Hispanic Americans in Congress, 1822-1995
Herman Badillo, the first Congressman born in Puerto Rico to represent a district in the continental United States, was born in Caguas, Puerto Rico on August 21, 1929. A tuberculosis epidemic claimed the lives of both of his parents. When he was eleven years old, he moved with his aunt to New York City, where he attended public schools. In 1951 he earned a B.A. degree from City College of New York, and in 1954 he received an LL.B. from Brooklyn Law School. The following year he was admitted to the bar and practiced law in New York City. He worked as an accountant while he was in law school, and became a certified public accountant in 1956. Two years later he joined the Caribe Democratic Club, where he learned organizational and leadership skills. He joined the Kennedy Club and organized a voter registration drive for the Bronx. In 1962, Mayor Robert Wagner appointed him Commissioner of the Department of Relocation, a post he held until 1965, when he was elected Bronx Borough president. In 1967 he was a delegate to the New York State Constitutional Convention, and in 1968 and 1972 he was a delegate to the Democratic National Convention. He unsuccessfully sought the Democratic nomination for mayor of New York in 1969. He tried again in 1973, but finished in second place with twenty-eight percent of the vote.
In 1970 Badillo was elected to the U.S. House of Representatives from New York's 21st District in the South Bronx. He won with eighty-four percent of the vote and was reelected to the three succeeding Congresses, each time with an impressive percentage of the vote. During his first term in the U.S. House of Representatives he gained a seat on the Committee on Education and Labor, where he worked on legislation on behalf of his district, where at the time forty-eight percent of the people spoke English as a second language. Through his efforts, job training for unemployed non-English-speaking citizens was included in the Comprehensive Manpower Act of 1973.
Badillo also served on the Banking, Finance and Urban Affairs Committee, and the Small Business Committee, where he had a seat on the Minority Enterprise and General Oversight Subcommittee. These committee assignments were of particular importance to his constituents, many of whom lived in poverty and had low levels of education.

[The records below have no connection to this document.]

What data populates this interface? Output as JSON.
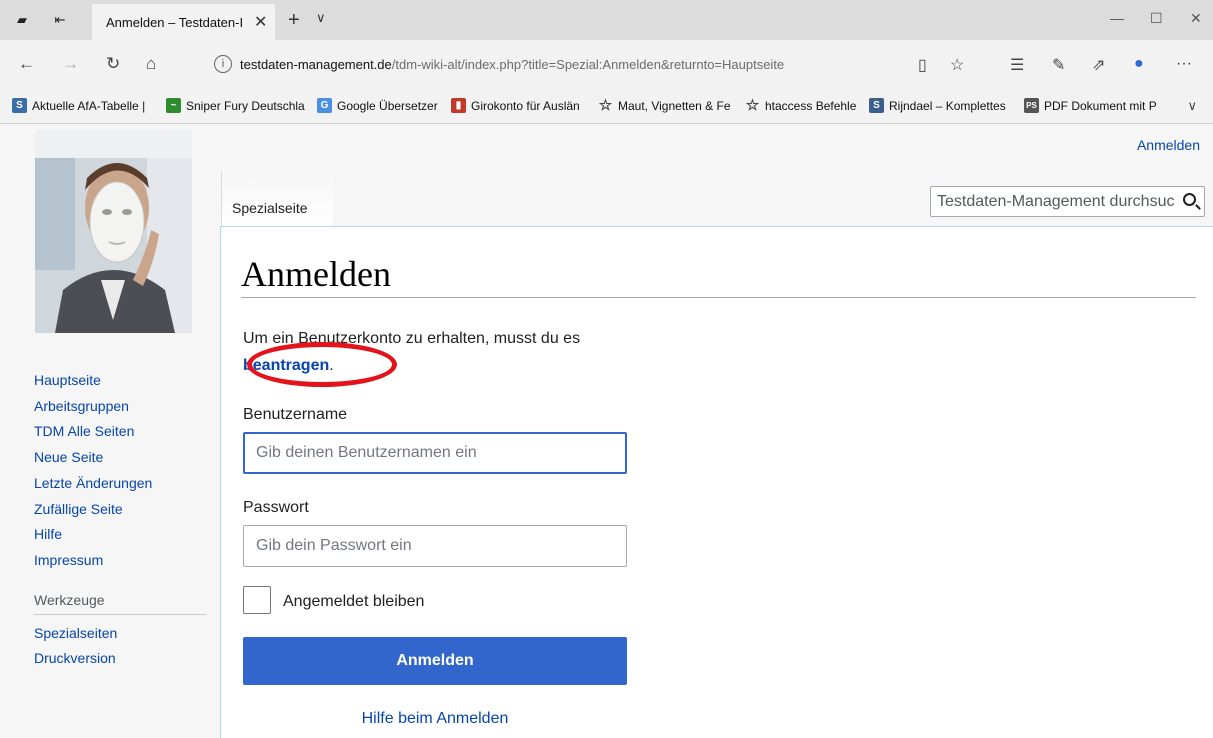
{
  "browser": {
    "tab_title": "Anmelden – Testdaten-I",
    "tab_close": "✕",
    "new_tab": "+",
    "tab_menu": "∨",
    "window_minimize": "—",
    "window_maximize": "☐",
    "window_close": "✕",
    "url_host": "testdaten-management.de",
    "url_path": "/tdm-wiki-alt/index.php?title=Spezial:Anmelden&returnto=Hauptseite",
    "bookmarks": [
      {
        "label": "Aktuelle AfA-Tabelle |",
        "icon": "S",
        "color": "#3a6ea5"
      },
      {
        "label": "Sniper Fury Deutschla",
        "icon": "~",
        "color": "#2e8b2e"
      },
      {
        "label": "Google Übersetzer",
        "icon": "G",
        "color": "#4a90e2"
      },
      {
        "label": "Girokonto für Auslän",
        "icon": "▮",
        "color": "#c0392b"
      },
      {
        "label": "Maut, Vignetten & Fe",
        "icon": "☆",
        "color": ""
      },
      {
        "label": "htaccess Befehle",
        "icon": "☆",
        "color": ""
      },
      {
        "label": "Rijndael – Komplettes",
        "icon": "S",
        "color": "#3a5f8a"
      },
      {
        "label": "PDF Dokument mit P",
        "icon": "PS",
        "color": "#555555"
      }
    ]
  },
  "header": {
    "personal_login": "Anmelden",
    "content_tab": "Spezialseite",
    "search_placeholder": "Testdaten-Management durchsuchen"
  },
  "sidebar": {
    "nav": [
      "Hauptseite",
      "Arbeitsgruppen",
      "TDM Alle Seiten",
      "Neue Seite",
      "Letzte Änderungen",
      "Zufällige Seite",
      "Hilfe",
      "Impressum"
    ],
    "tools_heading": "Werkzeuge",
    "tools": [
      "Spezialseiten",
      "Druckversion"
    ]
  },
  "main": {
    "title": "Anmelden",
    "intro_before": "Um ein Benutzerkonto zu erhalten, musst du es ",
    "intro_link": "beantragen",
    "intro_after": ".",
    "username_label": "Benutzername",
    "username_placeholder": "Gib deinen Benutzernamen ein",
    "password_label": "Passwort",
    "password_placeholder": "Gib dein Passwort ein",
    "remember_label": "Angemeldet bleiben",
    "submit_label": "Anmelden",
    "help_link": "Hilfe beim Anmelden"
  },
  "colors": {
    "link": "#0645ad",
    "button": "#3366cc",
    "highlight_ring": "#e3131b"
  }
}
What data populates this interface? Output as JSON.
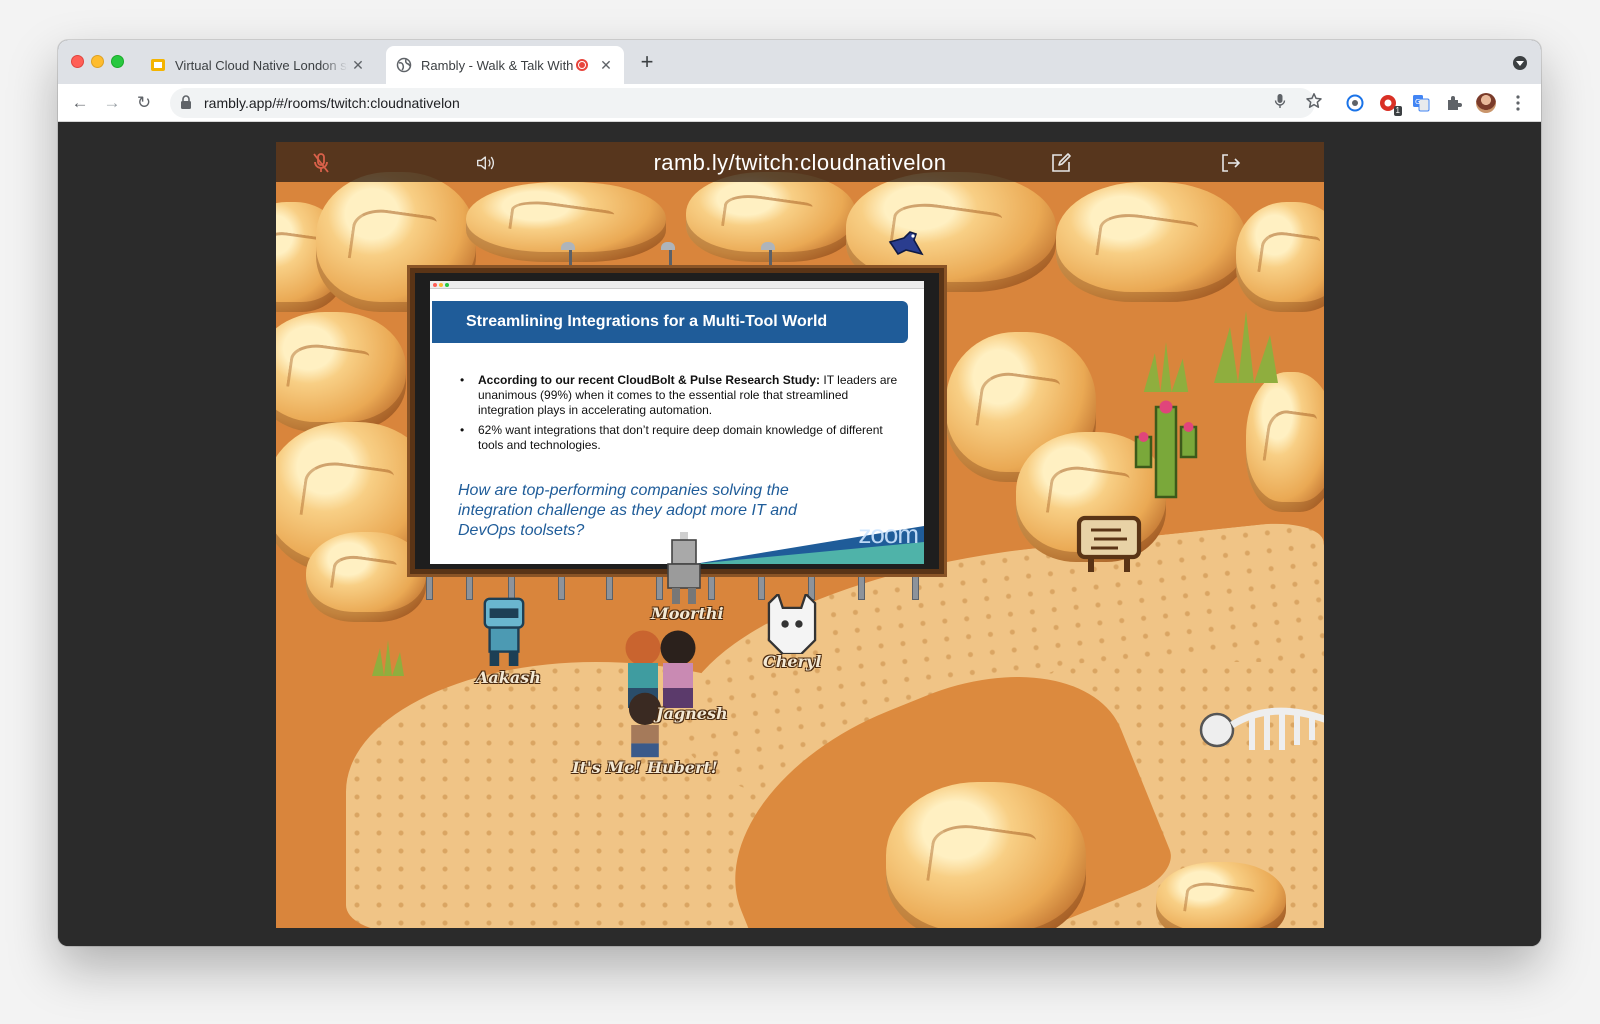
{
  "browser": {
    "tabs": [
      {
        "title": "Virtual Cloud Native London sli",
        "favicon": "slides-icon",
        "active": false
      },
      {
        "title": "Rambly - Walk & Talk With",
        "favicon": "globe-icon",
        "active": true,
        "recording": true
      }
    ],
    "close_glyph": "✕",
    "new_tab_glyph": "+",
    "url": "rambly.app/#/rooms/twitch:cloudnativelon",
    "nav": {
      "back": "←",
      "forward": "→",
      "reload": "↻"
    },
    "extension_badge": "1"
  },
  "game": {
    "room_title": "ramb.ly/twitch:cloudnativelon",
    "controls": [
      "mic-muted-icon",
      "speaker-icon",
      "edit-icon",
      "exit-icon"
    ],
    "slide": {
      "heading": "Streamlining Integrations for a Multi-Tool World",
      "bullet1_bold": "According to our recent CloudBolt & Pulse Research Study:",
      "bullet1_rest": "  IT leaders are unanimous (99%) when it comes to the essential role that streamlined integration plays in accelerating automation.",
      "bullet2": "62% want integrations that don’t require deep domain knowledge of different tools and technologies.",
      "question": "How are top-performing companies solving the integration challenge as they adopt more IT and DevOps toolsets?",
      "watermark": "zoom"
    },
    "players": [
      {
        "name": "Moorthi"
      },
      {
        "name": "Aakash"
      },
      {
        "name": "Cheryl"
      },
      {
        "name": "Jagnesh"
      },
      {
        "name": "It's Me! Hubert!"
      }
    ]
  },
  "colors": {
    "slide_banner": "#1f5c99",
    "sand": "#d9853c",
    "record": "#e8453c"
  }
}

He supported numerous legislative initiatives to establish community development programs, and he labored to expand educational opportunities by proposing tax credits for educational expenses, as well as provisions aimed at encouraging disadvantaged youth to pursue careers in the health professions.
Badillo also supported legislation intended to fight various forms of discrimination, including age and marital status discrimination in employment. In addition he supported energy conservation programs and incentive programs to promote the commercial application of solar energy and renewable resources. Badillo resigned from Congress on December 31, 1977 to become deputy mayor of New York City, a position he held until September 1979, when he resumed his law practice in New York City. From February 1984 until May 1986 he served on the Board of Directors of the State of New York Mortgage Agency. In 1986 he was an unsuccessful candidate for New York State comptroller. In 1993 he ran as a Republican-Liberal fusion candidate for New York City comptroller, but lost. He resides in the Bronx.
Publications by Herman Badillo:
Plain Talk: The Politics of Administration. Greenvale, N.Y.: Department of Health Care and Public Administration, C.W. Post Center, Long Island University, 1981.
with Milton Haynes. A Bill of No Rights: Attica and the American Prison System. New York: Outerbridge and Lazard; distributed by Dutton, 1972.
For further reading:
Newlon, Clarke. Famous Puerto Ricans. New York: Dodd, Mead & Company, 1975, pp. 64-76.